The allure of having an "edge" in an emerging industry is appealing for some tribes, but the reality is that the additional burden of regulation and enforcement—not to mention health and social services—may outstrip possible revenue. The Pinoleville Pomo Nation is the first tribe to dip a toe into this market, and they are discovering that aligning contradictory and confusing laws might result in their not being able to realize a profit on their grow operations.
Other tribes may soon discover the difference between the promise of untold wealth from legal marijuana and the reality of navigating the legal maze that it entails. A number of for-profit firms have declared themselves experts in the field, despite the fact this industry never existed, and are happy to accept fees from tribes seeking economic development. The example of the consultant who breezily promised "complete immunity" to tribes should be a chilling reminder that advice is only as good as the intentions of the person giving it. In the end, these self-proclaimed tribal marijuana experts are the first to make a buck on tribal marijuana, and it's unlikely they care much if they leave behind a pile of problems for tribes to deal with.

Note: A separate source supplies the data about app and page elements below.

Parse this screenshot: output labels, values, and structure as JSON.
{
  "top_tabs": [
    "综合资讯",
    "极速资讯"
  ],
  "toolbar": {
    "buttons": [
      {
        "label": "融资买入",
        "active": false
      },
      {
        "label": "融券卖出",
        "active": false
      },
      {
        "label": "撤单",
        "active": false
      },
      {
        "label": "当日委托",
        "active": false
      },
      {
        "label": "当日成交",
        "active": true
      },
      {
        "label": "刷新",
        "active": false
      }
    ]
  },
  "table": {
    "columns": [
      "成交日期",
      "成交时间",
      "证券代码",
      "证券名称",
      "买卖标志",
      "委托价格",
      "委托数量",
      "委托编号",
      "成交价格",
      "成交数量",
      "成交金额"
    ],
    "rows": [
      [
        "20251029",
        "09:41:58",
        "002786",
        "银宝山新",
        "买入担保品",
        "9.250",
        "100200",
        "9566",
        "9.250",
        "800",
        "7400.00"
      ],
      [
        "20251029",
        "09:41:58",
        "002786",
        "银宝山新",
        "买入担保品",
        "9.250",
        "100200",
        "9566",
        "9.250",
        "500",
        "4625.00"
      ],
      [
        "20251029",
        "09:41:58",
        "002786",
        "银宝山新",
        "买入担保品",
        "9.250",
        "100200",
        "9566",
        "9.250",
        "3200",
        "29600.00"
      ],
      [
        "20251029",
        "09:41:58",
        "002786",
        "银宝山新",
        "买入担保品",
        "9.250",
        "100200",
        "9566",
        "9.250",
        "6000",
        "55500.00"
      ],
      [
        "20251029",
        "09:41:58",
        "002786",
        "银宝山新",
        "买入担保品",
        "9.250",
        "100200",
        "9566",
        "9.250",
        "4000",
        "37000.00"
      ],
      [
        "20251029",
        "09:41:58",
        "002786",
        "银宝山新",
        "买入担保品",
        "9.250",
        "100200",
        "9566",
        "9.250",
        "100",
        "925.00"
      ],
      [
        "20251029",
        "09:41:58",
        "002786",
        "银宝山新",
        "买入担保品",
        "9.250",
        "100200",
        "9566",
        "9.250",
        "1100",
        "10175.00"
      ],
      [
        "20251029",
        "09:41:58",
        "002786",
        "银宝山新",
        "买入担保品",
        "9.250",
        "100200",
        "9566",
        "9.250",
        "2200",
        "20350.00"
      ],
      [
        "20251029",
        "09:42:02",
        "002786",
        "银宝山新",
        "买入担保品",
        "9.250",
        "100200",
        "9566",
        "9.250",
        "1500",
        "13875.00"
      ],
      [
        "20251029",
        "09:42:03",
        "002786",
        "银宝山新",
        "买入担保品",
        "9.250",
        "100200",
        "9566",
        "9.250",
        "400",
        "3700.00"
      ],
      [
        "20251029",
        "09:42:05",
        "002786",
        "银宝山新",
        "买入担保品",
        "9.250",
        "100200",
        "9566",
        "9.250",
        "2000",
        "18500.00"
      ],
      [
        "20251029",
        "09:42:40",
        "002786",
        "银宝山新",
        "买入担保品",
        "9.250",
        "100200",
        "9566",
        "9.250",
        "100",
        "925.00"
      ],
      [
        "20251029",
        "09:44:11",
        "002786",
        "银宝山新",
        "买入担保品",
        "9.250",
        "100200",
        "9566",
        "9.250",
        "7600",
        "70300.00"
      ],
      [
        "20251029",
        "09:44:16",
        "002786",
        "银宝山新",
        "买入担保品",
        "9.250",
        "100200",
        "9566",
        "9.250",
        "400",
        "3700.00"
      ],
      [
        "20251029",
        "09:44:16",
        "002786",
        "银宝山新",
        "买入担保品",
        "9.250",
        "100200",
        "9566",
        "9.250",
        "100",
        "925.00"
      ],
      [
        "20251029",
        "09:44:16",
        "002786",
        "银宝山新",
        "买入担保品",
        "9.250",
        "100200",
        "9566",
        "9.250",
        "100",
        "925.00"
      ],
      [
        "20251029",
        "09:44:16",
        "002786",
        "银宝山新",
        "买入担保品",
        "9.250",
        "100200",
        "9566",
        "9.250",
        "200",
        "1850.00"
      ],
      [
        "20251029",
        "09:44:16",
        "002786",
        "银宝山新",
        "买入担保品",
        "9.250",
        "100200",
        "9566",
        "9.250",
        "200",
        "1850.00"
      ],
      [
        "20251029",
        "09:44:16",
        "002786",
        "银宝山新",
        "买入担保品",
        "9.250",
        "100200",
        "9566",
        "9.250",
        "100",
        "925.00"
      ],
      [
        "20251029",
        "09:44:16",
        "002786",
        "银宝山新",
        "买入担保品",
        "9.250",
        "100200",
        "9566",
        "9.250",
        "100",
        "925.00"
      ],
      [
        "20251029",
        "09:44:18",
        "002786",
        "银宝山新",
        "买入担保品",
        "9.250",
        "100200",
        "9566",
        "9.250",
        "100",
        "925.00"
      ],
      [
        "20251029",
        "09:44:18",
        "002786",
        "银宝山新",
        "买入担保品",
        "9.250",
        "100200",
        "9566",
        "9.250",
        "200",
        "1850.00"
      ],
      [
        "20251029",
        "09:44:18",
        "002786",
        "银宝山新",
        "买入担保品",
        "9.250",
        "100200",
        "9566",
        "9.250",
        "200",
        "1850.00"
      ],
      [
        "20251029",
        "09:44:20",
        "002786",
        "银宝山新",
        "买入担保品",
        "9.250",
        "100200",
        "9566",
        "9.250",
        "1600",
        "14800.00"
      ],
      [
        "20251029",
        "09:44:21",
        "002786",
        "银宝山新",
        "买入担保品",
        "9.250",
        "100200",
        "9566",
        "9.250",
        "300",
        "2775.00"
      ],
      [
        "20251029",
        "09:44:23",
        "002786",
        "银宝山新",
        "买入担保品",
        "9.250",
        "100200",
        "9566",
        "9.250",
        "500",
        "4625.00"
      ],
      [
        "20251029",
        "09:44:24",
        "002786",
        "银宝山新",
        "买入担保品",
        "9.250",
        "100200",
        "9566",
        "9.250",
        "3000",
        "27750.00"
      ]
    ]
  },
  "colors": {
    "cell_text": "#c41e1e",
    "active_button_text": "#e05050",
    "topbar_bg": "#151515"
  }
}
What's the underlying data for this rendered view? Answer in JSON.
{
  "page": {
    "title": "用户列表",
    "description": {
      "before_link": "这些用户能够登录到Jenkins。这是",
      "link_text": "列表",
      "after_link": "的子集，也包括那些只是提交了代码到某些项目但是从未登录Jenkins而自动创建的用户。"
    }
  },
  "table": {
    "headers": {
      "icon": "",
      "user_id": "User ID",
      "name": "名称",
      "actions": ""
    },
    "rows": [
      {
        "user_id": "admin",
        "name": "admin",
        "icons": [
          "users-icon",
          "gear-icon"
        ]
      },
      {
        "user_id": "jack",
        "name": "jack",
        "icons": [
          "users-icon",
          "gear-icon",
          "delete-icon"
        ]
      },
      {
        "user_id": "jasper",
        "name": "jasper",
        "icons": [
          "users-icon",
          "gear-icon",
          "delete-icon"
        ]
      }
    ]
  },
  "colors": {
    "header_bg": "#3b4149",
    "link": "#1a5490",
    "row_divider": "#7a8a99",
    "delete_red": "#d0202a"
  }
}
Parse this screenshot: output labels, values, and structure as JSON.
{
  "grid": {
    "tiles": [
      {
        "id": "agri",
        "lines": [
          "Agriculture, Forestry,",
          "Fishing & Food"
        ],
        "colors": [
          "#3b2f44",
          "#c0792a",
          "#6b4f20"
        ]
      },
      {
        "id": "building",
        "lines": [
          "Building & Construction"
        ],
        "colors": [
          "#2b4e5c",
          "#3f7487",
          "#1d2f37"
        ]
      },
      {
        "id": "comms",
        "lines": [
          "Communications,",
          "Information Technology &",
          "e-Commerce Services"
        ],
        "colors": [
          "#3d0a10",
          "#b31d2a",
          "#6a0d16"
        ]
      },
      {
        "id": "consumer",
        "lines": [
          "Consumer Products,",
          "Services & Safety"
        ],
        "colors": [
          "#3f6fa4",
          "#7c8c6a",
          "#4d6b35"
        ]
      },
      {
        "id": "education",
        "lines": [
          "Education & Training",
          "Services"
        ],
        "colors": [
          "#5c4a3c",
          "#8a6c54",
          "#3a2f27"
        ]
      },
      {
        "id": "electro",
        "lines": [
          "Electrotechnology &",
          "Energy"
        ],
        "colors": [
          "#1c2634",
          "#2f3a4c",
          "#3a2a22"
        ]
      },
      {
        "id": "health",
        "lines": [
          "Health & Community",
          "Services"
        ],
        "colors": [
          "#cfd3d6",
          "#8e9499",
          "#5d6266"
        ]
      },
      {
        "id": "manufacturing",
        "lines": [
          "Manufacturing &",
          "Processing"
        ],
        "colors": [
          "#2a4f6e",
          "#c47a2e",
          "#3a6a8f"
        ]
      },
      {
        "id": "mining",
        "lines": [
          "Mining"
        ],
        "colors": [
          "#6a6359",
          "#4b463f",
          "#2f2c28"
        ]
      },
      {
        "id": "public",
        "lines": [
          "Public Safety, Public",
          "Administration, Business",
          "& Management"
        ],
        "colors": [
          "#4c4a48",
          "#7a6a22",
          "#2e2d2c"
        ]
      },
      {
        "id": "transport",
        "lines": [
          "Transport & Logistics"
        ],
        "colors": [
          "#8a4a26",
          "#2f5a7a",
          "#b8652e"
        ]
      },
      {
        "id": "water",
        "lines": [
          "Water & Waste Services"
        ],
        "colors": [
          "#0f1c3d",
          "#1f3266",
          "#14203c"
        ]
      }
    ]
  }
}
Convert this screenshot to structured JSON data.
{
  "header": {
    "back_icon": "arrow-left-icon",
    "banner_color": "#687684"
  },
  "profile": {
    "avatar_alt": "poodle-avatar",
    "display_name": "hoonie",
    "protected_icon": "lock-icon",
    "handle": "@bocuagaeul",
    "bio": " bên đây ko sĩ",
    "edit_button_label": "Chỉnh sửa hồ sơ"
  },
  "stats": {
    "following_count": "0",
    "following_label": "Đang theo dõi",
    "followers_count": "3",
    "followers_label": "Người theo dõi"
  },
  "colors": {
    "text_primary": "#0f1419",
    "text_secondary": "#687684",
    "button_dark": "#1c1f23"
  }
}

What's lost in the hubbub over whether tribes should pursue legalization is to what extent the DOJ will support tribal enforcement of current marijuana bans. The fact of the matter is that many tribes don't think marijuana cultivation and distribution is ethical, healthy or desirable in any way. Indeed, one of the biggest issues for tribes, like the Yurok and the Hoopa in the "Emerald Triangle" of northern California, is how to get more help combatting smuggling and illegal grows that threaten tribal lands and waters. The Yakama would appreciate legal support from the DOJ over the issue of prohibiting marijuana cultivation on ceded lands. Alaskan Native leaders are concerned about retaining enough drug-free workers, now that legalization of recreational marijuana is moving forward.
The promise of the memo is that the DOJ will coordinate with each individual tribe to structure policy, a pledge that some find ironic in light of the fact that this policy change was made without any consultation. Others find little weight behind a promise made by an outgoing attorney general under a lame duck president. As tribal leaders sit down with each other in the months to come, they have lots to consider, not the least of which are the hucksters perfecting their pitch."
Walter Lamar, Blackfeet/Wichita, is a former FBI special agent, deputy director of BIA law enforcement and is currently president of Lamar Associates. Lamar Associates' Indian Country Training Division offers culturally appropriate training for Indian country law enforcement and service professionals with both on-site and online courses.